The Whole Team, and its physical manifestation in the form of the team room: everybody’s in this together, both conceptually and physically. Collective ownership and avoiding silos. And “Responding to change over following a plan” fits into this bucket as well: not only are the team members not needlessly separated from each other, they’re not in a bubble separated from the rest of the environment.
Agile processes seem to me to do a quite good job of exhibiting several of these properties: Levels of Scale, Strong Centers, Boundaries, Alternating Repetition, Deep Interlock and Ambiguity, Contrast, Roughness, Simplicity and Inner Calm, and Not-Separateness all show up in profound ways. Though some of agile’s distinctive character comes from centers that it doesn’t emphasize: in particular, traditional silos (functional areas in development, or development versus test) are centers in their own right, but centers that are much less strong in agile methodologies than in other methodologies.
Perhaps Alexander gives ideas of how you could design a methodology which keeps those as centers: make sure to nourish them (Strong Centers), but don’t isolate them. If you can leave in thick Boundaries, have Deep Interlock and Ambiguity between them, while keeping Not-Separateness in mind, you’ll probably end up with a process that’s appropriately resilient, flexible, adaptable to unexpected circumstances.
I wish I’d written this blog post sooner after finishing The Process of Creating Life, because that’s really what’s most interesting about these properties of living structures: they’re not just a diagnostic tool, they’re a tool for growing living structures. (And, of course, agile processes as a whole are, among other things, a tool for growing living code!) If you want to introduce agile to an existing organization, if you want to expand agile from one team to many teams, then doing it via an iterative / organic process as Alexander outlines may well be a good idea.
I’d also like to see these ideas developed more on the Customer side of things, on the user-facing design of the product rather than the design of its code. Agile processes generally treat that part of the design as a black box, as magic: we allow the Customer to grow the product by adding to it gradually, providing frequent feedback, and in general giving the Customer as much flexibility as possible. But that’s all about enabling the Customer: the processes are completely agnostic about what the Customer does with that power.

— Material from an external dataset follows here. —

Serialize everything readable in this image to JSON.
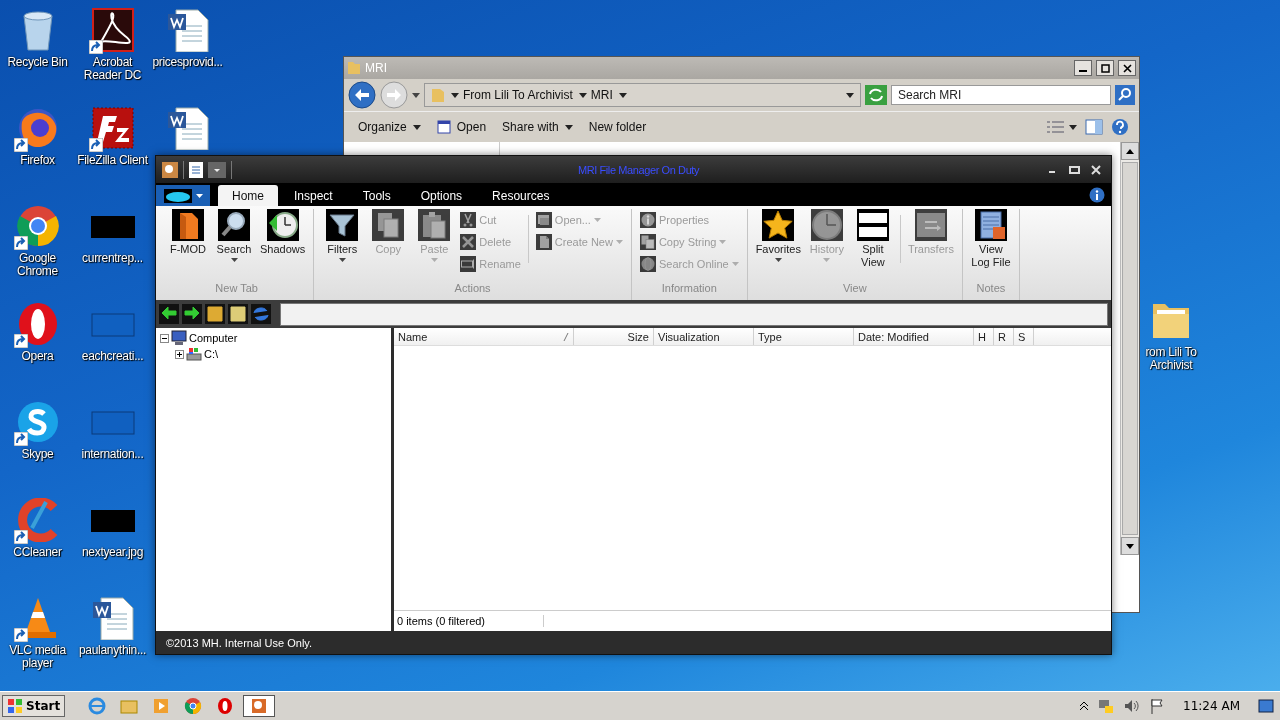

And that’s not good enough. Take my current video game infatuation as an example: I’m all for video games that are developed quickly and are free from bugs. But given a choice between a game with a technically flawed implementation of a wonderful concept or a game that does everything right but has no soul, I’ll ignore the latter every time, while I’ll happily play the former as long as enough of the concept shines through. If Alexander’s ideas help us to figure out how to develop more games that are truly alive, that would be an achievement that would live down through the ages.
Something to think about. Which I will have ample opportunity to do: I doubt these ideas are leaving my brain any time soon, and I have a thousand more pages spread across two volumes to look forward to reading!
This post has not been revised since publication.